Geraghty-Moats wins World Cup event

RAMSAU, AUSTRIA—West Fairlee resident Tara Geraghty-Moats realized a childhood dream on Friday when she bested 31 other competitors to win the first ever women’s FIS World Cup Nordic combined meet in Ramsau, Austria.
Geraghty-Moats was sixth after the jumping segment of the competition, but she took the top spot on the World Cup podium by reeling in Norway’s Gyda Westvold Hansen over the 5K cross-country ski race that made up the second part of the event. Considering Geraghty-Moats’ amazing journey to the top of the heap in women’s Nordic combined, two words come to mind: perseverance and dedication.

Board backs fan ban

WOODSVILLE—The Haverhill Cooperative School Board reversed course on Monday night and voted to prohibit spectators from indoor winter sports.
In October, SAU-23 Superintendent Laurie Melanson told school board members that in light of an increase in COVID-19 cases throughout the region she was hesitant to permit fans at indoor sports, such as high school basketball at the Bagonzi Community Building, during the winter.
The next month, after some public input however, board members voted to allow two to three fans per home athlete as long as those fans could adhere to social distancing requirements, according to minutes of the Nov. 9 meeting.

Jet causes buzz near airport

NORTH HAVERHILL—In terms of volume, Dean Memorial Airport in North Haverhill is no O’Hare International Airport in Chicago.
With approximately 3,000 takeoffs and landings per year, Dean Memorial is one of the smallest public airports in New Hampshire. Heck, it’s not even Lebanon Municipal, which has approximately 40,000 takeoffs and landings each year.
So, it should not come as a surprise that at least a few people in North Haverhill were astir last week as news spread that a jet aircraft with its landing gear down approached the sleepy little airport off of Route 116 in what appeared to be an attempted landing.

Upcoming vote will decide district’s fate

NEWBURY—There will be an informational meeting next week ahead of a critical vote in Newbury that could have wide-ranging impacts.
A vote to withdraw Newbury from the Oxbow Unified Union School District will conclude on Dec. 29. The polls will be open that day, but voters can also participate via absentee ballot.
An informational hearing on the special meeting article, hosted by the Newbury Selectboard, will be held via Zoom on Dec. 21 at 6 p.m.

Solar array goes dark

BRADFORD—The developers behind an embattled solar array on the Lower Plain have turned the lights off.
Earlier this month, Bradford Solar, LLC asked the Vermont Public Utilities Commission to withdraw its application “with prejudice.” The move comes a little over a month after a hearing officer issued a 68-page decision recommending that the application get denied by the full PUC.
Last year, the former owner of the Bradford Mini-Mart filed a petition with the Vermont Public Utilities Commission seeking approval to construct a a 500-kilowatt, ground-mounted array on a 2-acre hayfield next to the gas station and convenience store.

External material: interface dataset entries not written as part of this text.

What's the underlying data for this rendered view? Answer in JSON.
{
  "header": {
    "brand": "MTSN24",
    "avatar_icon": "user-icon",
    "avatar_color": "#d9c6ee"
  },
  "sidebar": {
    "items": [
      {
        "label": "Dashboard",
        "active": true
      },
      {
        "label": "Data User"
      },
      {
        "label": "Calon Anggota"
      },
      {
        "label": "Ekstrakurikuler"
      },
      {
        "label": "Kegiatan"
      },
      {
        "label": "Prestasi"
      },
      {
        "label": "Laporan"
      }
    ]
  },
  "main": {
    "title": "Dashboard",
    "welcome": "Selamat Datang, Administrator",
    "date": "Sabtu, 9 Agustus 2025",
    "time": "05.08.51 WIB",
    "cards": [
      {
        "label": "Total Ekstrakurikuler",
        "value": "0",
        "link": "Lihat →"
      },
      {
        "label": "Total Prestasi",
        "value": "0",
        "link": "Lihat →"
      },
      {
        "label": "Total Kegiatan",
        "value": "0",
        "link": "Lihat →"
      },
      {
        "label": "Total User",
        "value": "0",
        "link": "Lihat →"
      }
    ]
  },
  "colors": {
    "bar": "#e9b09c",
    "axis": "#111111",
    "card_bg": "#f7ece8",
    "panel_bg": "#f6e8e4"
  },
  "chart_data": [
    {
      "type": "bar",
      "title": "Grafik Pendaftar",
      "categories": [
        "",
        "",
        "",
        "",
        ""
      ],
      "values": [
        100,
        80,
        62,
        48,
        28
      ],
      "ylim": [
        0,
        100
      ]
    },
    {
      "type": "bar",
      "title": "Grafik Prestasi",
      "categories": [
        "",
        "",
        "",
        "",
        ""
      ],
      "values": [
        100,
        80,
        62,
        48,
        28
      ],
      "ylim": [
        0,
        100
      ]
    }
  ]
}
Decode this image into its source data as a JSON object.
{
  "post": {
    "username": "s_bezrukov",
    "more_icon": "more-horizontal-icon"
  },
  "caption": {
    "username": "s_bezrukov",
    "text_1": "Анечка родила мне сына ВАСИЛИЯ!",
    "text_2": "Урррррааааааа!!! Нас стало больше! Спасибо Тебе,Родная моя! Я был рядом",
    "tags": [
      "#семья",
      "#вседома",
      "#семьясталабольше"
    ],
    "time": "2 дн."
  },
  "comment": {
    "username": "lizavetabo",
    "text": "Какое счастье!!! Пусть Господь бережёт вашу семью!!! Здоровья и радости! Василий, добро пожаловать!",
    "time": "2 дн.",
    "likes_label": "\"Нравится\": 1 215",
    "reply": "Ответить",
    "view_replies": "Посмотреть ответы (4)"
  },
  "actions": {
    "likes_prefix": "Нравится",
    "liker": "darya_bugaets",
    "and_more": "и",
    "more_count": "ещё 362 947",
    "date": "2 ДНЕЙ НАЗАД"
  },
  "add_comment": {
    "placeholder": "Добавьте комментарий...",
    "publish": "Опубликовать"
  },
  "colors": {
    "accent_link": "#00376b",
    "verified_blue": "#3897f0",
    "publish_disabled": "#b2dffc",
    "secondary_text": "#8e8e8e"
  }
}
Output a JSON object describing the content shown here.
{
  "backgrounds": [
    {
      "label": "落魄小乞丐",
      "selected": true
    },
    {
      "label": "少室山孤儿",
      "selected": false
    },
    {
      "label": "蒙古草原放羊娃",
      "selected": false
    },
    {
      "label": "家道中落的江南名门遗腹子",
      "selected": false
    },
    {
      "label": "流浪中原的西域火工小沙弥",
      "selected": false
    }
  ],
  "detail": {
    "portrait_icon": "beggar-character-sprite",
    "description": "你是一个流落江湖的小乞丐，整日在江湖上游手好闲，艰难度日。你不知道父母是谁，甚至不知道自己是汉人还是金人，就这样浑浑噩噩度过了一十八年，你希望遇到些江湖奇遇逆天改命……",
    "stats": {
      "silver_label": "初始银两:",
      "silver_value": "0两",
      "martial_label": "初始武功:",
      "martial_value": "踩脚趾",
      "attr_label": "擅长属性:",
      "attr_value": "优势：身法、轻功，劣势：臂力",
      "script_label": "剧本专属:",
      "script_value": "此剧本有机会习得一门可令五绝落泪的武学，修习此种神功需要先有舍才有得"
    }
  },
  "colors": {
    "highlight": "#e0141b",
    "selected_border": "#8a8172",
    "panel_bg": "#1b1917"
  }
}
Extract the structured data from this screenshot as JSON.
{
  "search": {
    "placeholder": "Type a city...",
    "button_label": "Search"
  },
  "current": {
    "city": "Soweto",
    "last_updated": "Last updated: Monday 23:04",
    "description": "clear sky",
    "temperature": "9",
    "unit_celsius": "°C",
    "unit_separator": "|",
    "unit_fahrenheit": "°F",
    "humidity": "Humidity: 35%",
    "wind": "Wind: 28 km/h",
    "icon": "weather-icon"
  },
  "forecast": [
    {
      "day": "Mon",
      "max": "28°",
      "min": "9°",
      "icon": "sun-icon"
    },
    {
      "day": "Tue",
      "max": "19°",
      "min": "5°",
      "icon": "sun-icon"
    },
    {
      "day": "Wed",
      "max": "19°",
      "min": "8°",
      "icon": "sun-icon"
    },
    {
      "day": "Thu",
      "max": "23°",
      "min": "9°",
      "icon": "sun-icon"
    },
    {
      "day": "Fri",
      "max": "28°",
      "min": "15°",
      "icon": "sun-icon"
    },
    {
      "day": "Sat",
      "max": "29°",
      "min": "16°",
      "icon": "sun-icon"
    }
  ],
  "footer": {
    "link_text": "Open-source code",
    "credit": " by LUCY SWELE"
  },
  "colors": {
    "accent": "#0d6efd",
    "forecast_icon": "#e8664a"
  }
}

Cairns Brothers Realty Partnership owns the property, which is located between NAPA Auto Parts and the Mini-Mart on Route 25 not far from the I-91 interchange.

Oxbow doubles down on budget plan

BRADFORD—Voters in Bradford and Newbury will be asked to approve the same budget they rejected last month.
As the Oxbow Unified Union School District completes the first half of its fiscal year without an approved budget, the six members of its school board are preparing for their fourth attempt to pass a spending plan.
They set a new vote for Jan. 13, 2021.

Board balks at discontinuing roads

NORTH HAVERHILL—The Haverhill Selectboard largely ruled out a proposal to discontinue town maintenance of several roads during its meeting on Monday night.
Last month, Haverhill Town Manager Brigitte Codling asked board members to consider warning several warrant articles for town meeting asking voters to discontinue maintenance of several local roads with three or less residences on them.